There is one possible truthful escape from censure for the students who, with their scofflaw parents, played hooky to attend the Atlanta United victory parade Monday:


State regulations limit excused school absences to serious events such as illness or a death in the family. Those claiming that excuse might have to produce some documentary evidence. Students whose military parents are deploying can get a pass.

Also, the state proclaims, students missing school for a religious observance may be excused.

The crowds that lined downtown streets for the team's victory lap Monday were certainly as fervent as any tent revivalist's. There was singing, clapping of hands, outbursts of joy and proclamations the city has changed its losing ways.

Georgians' faithfulness to baseball, basketball or particularly, football, which is often compared to religion in the South, have not produced the salvific experience of a national championship in nearly a generation. It took the second coming of futbol — soccer — to deliver that, and appreciative children lined Baker and Marietta streets and Andrew Young International Boulevard to applaud, cheer and experience the moment.

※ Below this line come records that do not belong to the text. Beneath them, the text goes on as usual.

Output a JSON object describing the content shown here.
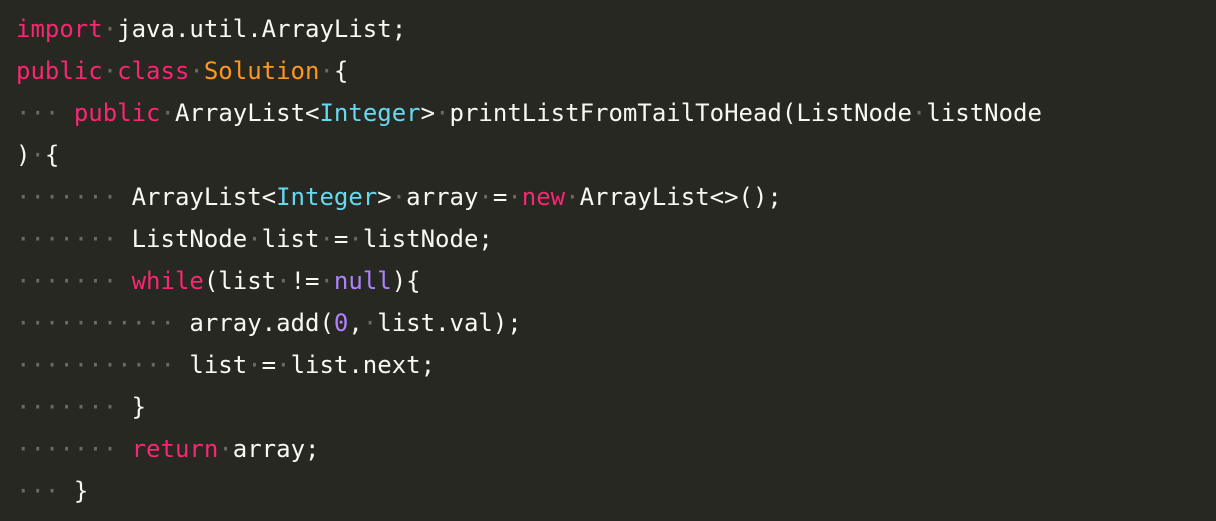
{
  "theme": {
    "background": "#272822",
    "foreground": "#f8f8f2",
    "keyword": "#f92672",
    "class_name": "#fd971f",
    "type": "#66d9ef",
    "number": "#ae81ff",
    "whitespace_marker": "#6a6a60"
  },
  "code": {
    "lines": [
      [
        {
          "t": "kw",
          "v": "import"
        },
        {
          "t": "ws",
          "v": "·"
        },
        {
          "t": "plain",
          "v": "java.util.ArrayList;"
        }
      ],
      [
        {
          "t": "kw",
          "v": "public"
        },
        {
          "t": "ws",
          "v": "·"
        },
        {
          "t": "kw",
          "v": "class"
        },
        {
          "t": "ws",
          "v": "·"
        },
        {
          "t": "cls",
          "v": "Solution"
        },
        {
          "t": "ws",
          "v": "·"
        },
        {
          "t": "plain",
          "v": "{"
        }
      ],
      [
        {
          "t": "ws",
          "v": "···"
        },
        {
          "t": "plain",
          "v": " "
        },
        {
          "t": "kw",
          "v": "public"
        },
        {
          "t": "ws",
          "v": "·"
        },
        {
          "t": "plain",
          "v": "ArrayList<"
        },
        {
          "t": "type",
          "v": "Integer"
        },
        {
          "t": "plain",
          "v": ">"
        },
        {
          "t": "ws",
          "v": "·"
        },
        {
          "t": "plain",
          "v": "printListFromTailToHead(ListNode"
        },
        {
          "t": "ws",
          "v": "·"
        },
        {
          "t": "plain",
          "v": "listNode"
        }
      ],
      [
        {
          "t": "plain",
          "v": ")"
        },
        {
          "t": "ws",
          "v": "·"
        },
        {
          "t": "plain",
          "v": "{"
        }
      ],
      [
        {
          "t": "ws",
          "v": "·······"
        },
        {
          "t": "plain",
          "v": " "
        },
        {
          "t": "plain",
          "v": "ArrayList<"
        },
        {
          "t": "type",
          "v": "Integer"
        },
        {
          "t": "plain",
          "v": ">"
        },
        {
          "t": "ws",
          "v": "·"
        },
        {
          "t": "plain",
          "v": "array"
        },
        {
          "t": "ws",
          "v": "·"
        },
        {
          "t": "plain",
          "v": "="
        },
        {
          "t": "ws",
          "v": "·"
        },
        {
          "t": "kw",
          "v": "new"
        },
        {
          "t": "ws",
          "v": "·"
        },
        {
          "t": "plain",
          "v": "ArrayList<>();"
        }
      ],
      [
        {
          "t": "ws",
          "v": "·······"
        },
        {
          "t": "plain",
          "v": " "
        },
        {
          "t": "plain",
          "v": "ListNode"
        },
        {
          "t": "ws",
          "v": "·"
        },
        {
          "t": "plain",
          "v": "list"
        },
        {
          "t": "ws",
          "v": "·"
        },
        {
          "t": "plain",
          "v": "="
        },
        {
          "t": "ws",
          "v": "·"
        },
        {
          "t": "plain",
          "v": "listNode;"
        }
      ],
      [
        {
          "t": "ws",
          "v": "·······"
        },
        {
          "t": "plain",
          "v": " "
        },
        {
          "t": "kw",
          "v": "while"
        },
        {
          "t": "plain",
          "v": "(list"
        },
        {
          "t": "ws",
          "v": "·"
        },
        {
          "t": "plain",
          "v": "!="
        },
        {
          "t": "ws",
          "v": "·"
        },
        {
          "t": "num",
          "v": "null"
        },
        {
          "t": "plain",
          "v": "){"
        }
      ],
      [
        {
          "t": "ws",
          "v": "···········"
        },
        {
          "t": "plain",
          "v": " "
        },
        {
          "t": "plain",
          "v": "array.add("
        },
        {
          "t": "num",
          "v": "0"
        },
        {
          "t": "plain",
          "v": ","
        },
        {
          "t": "ws",
          "v": "·"
        },
        {
          "t": "plain",
          "v": "list.val);"
        }
      ],
      [
        {
          "t": "ws",
          "v": "···········"
        },
        {
          "t": "plain",
          "v": " "
        },
        {
          "t": "plain",
          "v": "list"
        },
        {
          "t": "ws",
          "v": "·"
        },
        {
          "t": "plain",
          "v": "="
        },
        {
          "t": "ws",
          "v": "·"
        },
        {
          "t": "plain",
          "v": "list.next;"
        }
      ],
      [
        {
          "t": "ws",
          "v": "·······"
        },
        {
          "t": "plain",
          "v": " "
        },
        {
          "t": "plain",
          "v": "}"
        }
      ],
      [
        {
          "t": "ws",
          "v": "·······"
        },
        {
          "t": "plain",
          "v": " "
        },
        {
          "t": "kw",
          "v": "return"
        },
        {
          "t": "ws",
          "v": "·"
        },
        {
          "t": "plain",
          "v": "array;"
        }
      ],
      [
        {
          "t": "ws",
          "v": "···"
        },
        {
          "t": "plain",
          "v": " "
        },
        {
          "t": "plain",
          "v": "}"
        }
      ]
    ]
  }
}
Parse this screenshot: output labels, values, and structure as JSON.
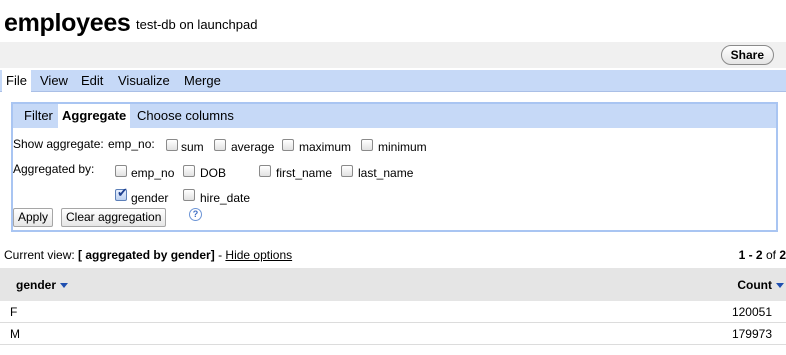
{
  "header": {
    "title": "employees",
    "subtitle": "test-db on launchpad",
    "share_label": "Share"
  },
  "menu": [
    "File",
    "View",
    "Edit",
    "Visualize",
    "Merge"
  ],
  "panel": {
    "tabs": [
      "Filter",
      "Aggregate",
      "Choose columns"
    ],
    "show_aggregate_label": "Show aggregate:",
    "aggregate_column": "emp_no:",
    "aggregate_functions": [
      {
        "label": "sum",
        "checked": false
      },
      {
        "label": "average",
        "checked": false
      },
      {
        "label": "maximum",
        "checked": false
      },
      {
        "label": "minimum",
        "checked": false
      }
    ],
    "aggregated_by_label": "Aggregated by:",
    "group_columns": [
      {
        "label": "emp_no",
        "checked": false
      },
      {
        "label": "DOB",
        "checked": false
      },
      {
        "label": "first_name",
        "checked": false
      },
      {
        "label": "last_name",
        "checked": false
      },
      {
        "label": "gender",
        "checked": true
      },
      {
        "label": "hire_date",
        "checked": false
      }
    ],
    "help_glyph": "?",
    "apply_label": "Apply",
    "clear_label": "Clear aggregation"
  },
  "view": {
    "prefix": "Current view:",
    "description": "[ aggregated by gender]",
    "separator": "-",
    "hide_options": "Hide options",
    "paging_range": "1 - 2",
    "paging_of": "of",
    "paging_total": "2"
  },
  "table": {
    "columns": [
      "gender",
      "Count"
    ],
    "rows": [
      [
        "F",
        "120051"
      ],
      [
        "M",
        "179973"
      ]
    ]
  }
}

Paula Taylor, mom to soccer-playing siblings 16-year-old Madison and 14-year-old Sarah, said the game is a big deal in their Paulding County house. And this could be a one-in-a-lifetime opportunity she didn’t want them to miss.

As the convertible carrying team owner Arthur Blank and his wife Angela passed in front of the girls, both yelled, “Thanks for getting us out of school!”

Blank shouted back he appreciated their thanks.

As the open, double-decked bus carrying the team rolled slowly by, Madison threw her newly minted MLS-champs hat to players on top. It was tossed back with inked signatures: coach Tata Martino and players Mikey Ambrose and Darlington Nagbe, some of her favorites.

“It was crazy,” Madison said. “The players love the fans.”

On another section of the route, Pedro Rodriguez said it was special to share his love for the game with his three sons, ages 5 to 12. They attended the game Saturday. A native of Mexico, he moved to Atlanta in 1996, which means he missed the city’s last championship win by the Braves, in the ‘95 World Series.

Taylor, the Paulding mother, was there and had regrets because she did. To a point. Her girls are A students, she said. They haven’t missed a day so far. Any excuse she wrote, she said with levity, would probably not deliver her girls from a black mark on their permanent record. Neither would a letter from Arthur Blank. But it’s worth it.